Nearly a year after California Attorney General Kamala Harris released her first report on “In School + On Track,” the state legislature responded to her plea to change the pattern of truancy in state schools.

In September 2013, Harris released the report as an effort to draw attention to the problem of truancy of school-aged children and its lifetime effects on them. In March, she, along with Superintendent of Public Instruction Tom Torlakson and four state legislators, proposed a package of legislation to encourage reducing elementary-school truancy throughout the state.

The legislature approved all four bills that are now awaiting Gov. Jerry Brown’s signature.

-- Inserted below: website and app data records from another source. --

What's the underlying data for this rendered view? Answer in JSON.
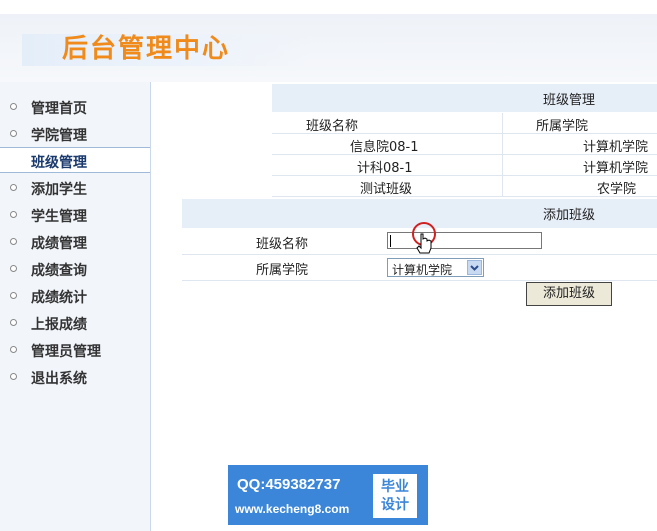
{
  "header": {
    "title": "后台管理中心"
  },
  "sidebar": {
    "items": [
      {
        "label": "管理首页"
      },
      {
        "label": "学院管理"
      },
      {
        "label": "班级管理"
      },
      {
        "label": "添加学生"
      },
      {
        "label": "学生管理"
      },
      {
        "label": "成绩管理"
      },
      {
        "label": "成绩查询"
      },
      {
        "label": "成绩统计"
      },
      {
        "label": "上报成绩"
      },
      {
        "label": "管理员管理"
      },
      {
        "label": "退出系统"
      }
    ]
  },
  "class_table": {
    "title": "班级管理",
    "columns": [
      "班级名称",
      "所属学院"
    ],
    "rows": [
      [
        "信息院08-1",
        "计算机学院"
      ],
      [
        "计科08-1",
        "计算机学院"
      ],
      [
        "测试班级",
        "农学院"
      ]
    ]
  },
  "add_form": {
    "title": "添加班级",
    "name_label": "班级名称",
    "name_value": "",
    "college_label": "所属学院",
    "college_selected": "计算机学院",
    "submit_label": "添加班级"
  },
  "watermark": {
    "qq": "QQ:459382737",
    "url": "www.kecheng8.com",
    "badge_line1": "毕业",
    "badge_line2": "设计"
  }
}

“Each year, approximately 1 million California elementary-school children are truant from class. Good education policies are meaningless if students aren’t at their desks,” Harris said. “I applaud the legislature for bringing us one step closer to stopping this crisis.”

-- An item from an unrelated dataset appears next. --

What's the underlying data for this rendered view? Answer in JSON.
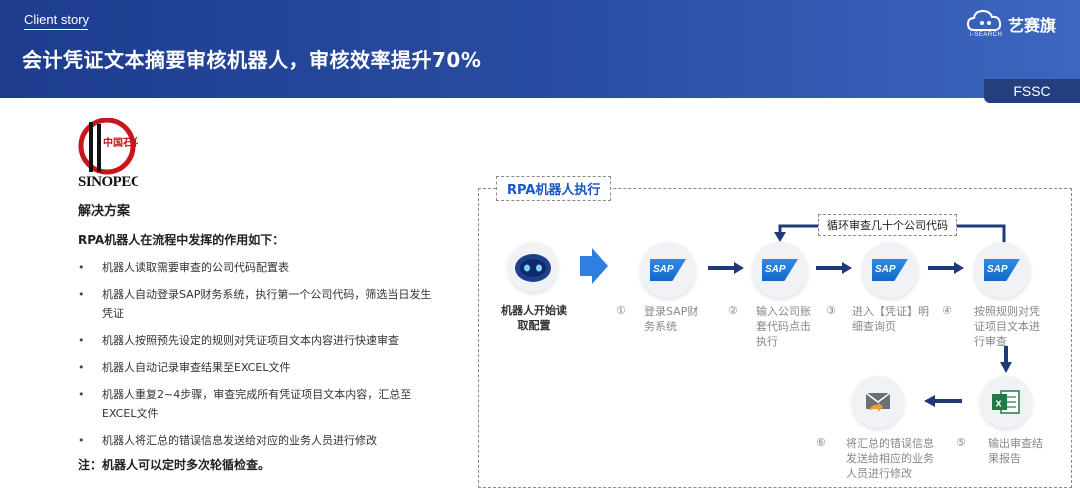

If signed into law, these bills will help schools and counties work with parents to address the core reasons behind truancy and chronic absence. They give local school districts and counties tools to comply with attendance-tracking requirements in the Local Control Funding Formula, state truancy mandates, and state and federal reporting requirements.

Two of the bills will help ensure that schools, districts, counties and the state can evaluate the success of interventions to combat truancy and chronic absence.

Assembly Bill 1672 expands the annual reports from local School Attendance Review Boards to include information on student enrollment, absence and truancy rates, district attorney referrals and intervention outcomes. Current annual attendance reports provide minimal information about intervention outcomes, so it is difficult to get the full picture of efforts around the state.

AB 2141 requires that district attorney offices provide a report to school officials on the outcome of truancy-related referrals. This will help school officials determine which outcomes are most effective and guarantees baseline information sharing between referring agencies and prosecutors.

Harris’ 2013 report, “In School + On Track” ( contained the first statewide statistics on California’s elementary-school truancy crisis. It revealed that in the 2012-13 school year, 1 million elementary-school students were truant and 250,000 elementary-school students missed 18 or more school days at a cost of $1.4 billion in lost funds to California school districts. In some California elementary-schools, 92 percent of the students were truant last year. Annually, dropouts cost California taxpayers an estimated $46.4 billion in incarceration, lost productivity and lost taxes.

Next month, Harris will issue the 2014 “In School + On Track” report containing updated statewide figures on elementary-school truancy and its fiscal impact on local school districts.